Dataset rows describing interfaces
<<<<

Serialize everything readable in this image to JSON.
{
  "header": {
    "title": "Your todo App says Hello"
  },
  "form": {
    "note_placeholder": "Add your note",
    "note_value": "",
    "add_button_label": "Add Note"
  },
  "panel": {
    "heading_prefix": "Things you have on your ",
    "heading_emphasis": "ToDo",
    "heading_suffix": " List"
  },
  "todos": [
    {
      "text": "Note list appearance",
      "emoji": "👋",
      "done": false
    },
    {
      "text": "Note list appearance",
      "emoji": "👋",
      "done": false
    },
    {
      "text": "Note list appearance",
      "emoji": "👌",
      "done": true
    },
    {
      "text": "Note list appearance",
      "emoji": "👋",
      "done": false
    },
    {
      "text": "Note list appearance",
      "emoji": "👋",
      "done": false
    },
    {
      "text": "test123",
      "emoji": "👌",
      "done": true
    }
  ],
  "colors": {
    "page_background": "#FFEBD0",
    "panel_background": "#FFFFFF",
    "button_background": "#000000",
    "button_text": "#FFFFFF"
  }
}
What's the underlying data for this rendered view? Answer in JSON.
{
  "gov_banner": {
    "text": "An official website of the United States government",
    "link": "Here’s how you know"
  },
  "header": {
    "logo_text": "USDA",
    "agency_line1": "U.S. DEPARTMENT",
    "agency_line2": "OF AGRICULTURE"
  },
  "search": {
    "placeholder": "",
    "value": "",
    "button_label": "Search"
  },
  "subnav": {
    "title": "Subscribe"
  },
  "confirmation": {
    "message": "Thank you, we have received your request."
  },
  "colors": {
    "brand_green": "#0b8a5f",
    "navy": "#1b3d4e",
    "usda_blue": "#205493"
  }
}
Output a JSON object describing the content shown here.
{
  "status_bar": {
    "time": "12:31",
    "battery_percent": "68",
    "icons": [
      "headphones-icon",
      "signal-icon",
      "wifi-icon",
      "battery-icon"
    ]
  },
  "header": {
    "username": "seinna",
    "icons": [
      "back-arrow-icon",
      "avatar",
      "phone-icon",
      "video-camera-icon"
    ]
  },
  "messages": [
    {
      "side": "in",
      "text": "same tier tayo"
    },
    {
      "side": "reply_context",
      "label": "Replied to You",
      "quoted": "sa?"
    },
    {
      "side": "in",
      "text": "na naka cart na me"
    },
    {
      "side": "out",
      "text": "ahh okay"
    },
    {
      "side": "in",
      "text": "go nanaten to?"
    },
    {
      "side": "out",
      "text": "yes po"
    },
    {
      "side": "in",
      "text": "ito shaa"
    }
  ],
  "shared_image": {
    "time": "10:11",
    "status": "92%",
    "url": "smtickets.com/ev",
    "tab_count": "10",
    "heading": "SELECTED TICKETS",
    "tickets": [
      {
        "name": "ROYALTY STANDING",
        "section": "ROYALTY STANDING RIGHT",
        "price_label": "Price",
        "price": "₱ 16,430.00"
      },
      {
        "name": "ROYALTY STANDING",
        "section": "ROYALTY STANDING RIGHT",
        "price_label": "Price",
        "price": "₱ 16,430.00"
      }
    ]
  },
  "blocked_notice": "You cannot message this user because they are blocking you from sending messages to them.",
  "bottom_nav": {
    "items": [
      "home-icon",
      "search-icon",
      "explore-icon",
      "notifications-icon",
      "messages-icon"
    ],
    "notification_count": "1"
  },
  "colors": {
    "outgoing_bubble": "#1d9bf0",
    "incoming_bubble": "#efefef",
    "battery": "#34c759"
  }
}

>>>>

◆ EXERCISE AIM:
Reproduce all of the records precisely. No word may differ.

◆ ANSWER TO THIS PROBLEM:
Serialize everything readable in this image to JSON.
{
  "header": {
    "title": "Your todo App says Hello"
  },
  "form": {
    "note_placeholder": "Add your note",
    "note_value": "",
    "add_button_label": "Add Note"
  },
  "panel": {
    "heading_prefix": "Things you have on your ",
    "heading_emphasis": "ToDo",
    "heading_suffix": " List"
  },
  "todos": [
    {
      "text": "Note list appearance",
      "emoji": "👋",
      "done": false
    },
    {
      "text": "Note list appearance",
      "emoji": "👋",
      "done": false
    },
    {
      "text": "Note list appearance",
      "emoji": "👌",
      "done": true
    },
    {
      "text": "Note list appearance",
      "emoji": "👋",
      "done": false
    },
    {
      "text": "Note list appearance",
      "emoji": "👋",
      "done": false
    },
    {
      "text": "test123",
      "emoji": "👌",
      "done": true
    }
  ],
  "colors": {
    "page_background": "#FFEBD0",
    "panel_background": "#FFFFFF",
    "button_background": "#000000",
    "button_text": "#FFFFFF"
  }
}
What's the underlying data for this rendered view? Answer in JSON.
{
  "gov_banner": {
    "text": "An official website of the United States government",
    "link": "Here’s how you know"
  },
  "header": {
    "logo_text": "USDA",
    "agency_line1": "U.S. DEPARTMENT",
    "agency_line2": "OF AGRICULTURE"
  },
  "search": {
    "placeholder": "",
    "value": "",
    "button_label": "Search"
  },
  "subnav": {
    "title": "Subscribe"
  },
  "confirmation": {
    "message": "Thank you, we have received your request."
  },
  "colors": {
    "brand_green": "#0b8a5f",
    "navy": "#1b3d4e",
    "usda_blue": "#205493"
  }
}
Output a JSON object describing the content shown here.
{
  "status_bar": {
    "time": "12:31",
    "battery_percent": "68",
    "icons": [
      "headphones-icon",
      "signal-icon",
      "wifi-icon",
      "battery-icon"
    ]
  },
  "header": {
    "username": "seinna",
    "icons": [
      "back-arrow-icon",
      "avatar",
      "phone-icon",
      "video-camera-icon"
    ]
  },
  "messages": [
    {
      "side": "in",
      "text": "same tier tayo"
    },
    {
      "side": "reply_context",
      "label": "Replied to You",
      "quoted": "sa?"
    },
    {
      "side": "in",
      "text": "na naka cart na me"
    },
    {
      "side": "out",
      "text": "ahh okay"
    },
    {
      "side": "in",
      "text": "go nanaten to?"
    },
    {
      "side": "out",
      "text": "yes po"
    },
    {
      "side": "in",
      "text": "ito shaa"
    }
  ],
  "shared_image": {
    "time": "10:11",
    "status": "92%",
    "url": "smtickets.com/ev",
    "tab_count": "10",
    "heading": "SELECTED TICKETS",
    "tickets": [
      {
        "name": "ROYALTY STANDING",
        "section": "ROYALTY STANDING RIGHT",
        "price_label": "Price",
        "price": "₱ 16,430.00"
      },
      {
        "name": "ROYALTY STANDING",
        "section": "ROYALTY STANDING RIGHT",
        "price_label": "Price",
        "price": "₱ 16,430.00"
      }
    ]
  },
  "blocked_notice": "You cannot message this user because they are blocking you from sending messages to them.",
  "bottom_nav": {
    "items": [
      "home-icon",
      "search-icon",
      "explore-icon",
      "notifications-icon",
      "messages-icon"
    ],
    "notification_count": "1"
  },
  "colors": {
    "outgoing_bubble": "#1d9bf0",
    "incoming_bubble": "#efefef",
    "battery": "#34c759"
  }
}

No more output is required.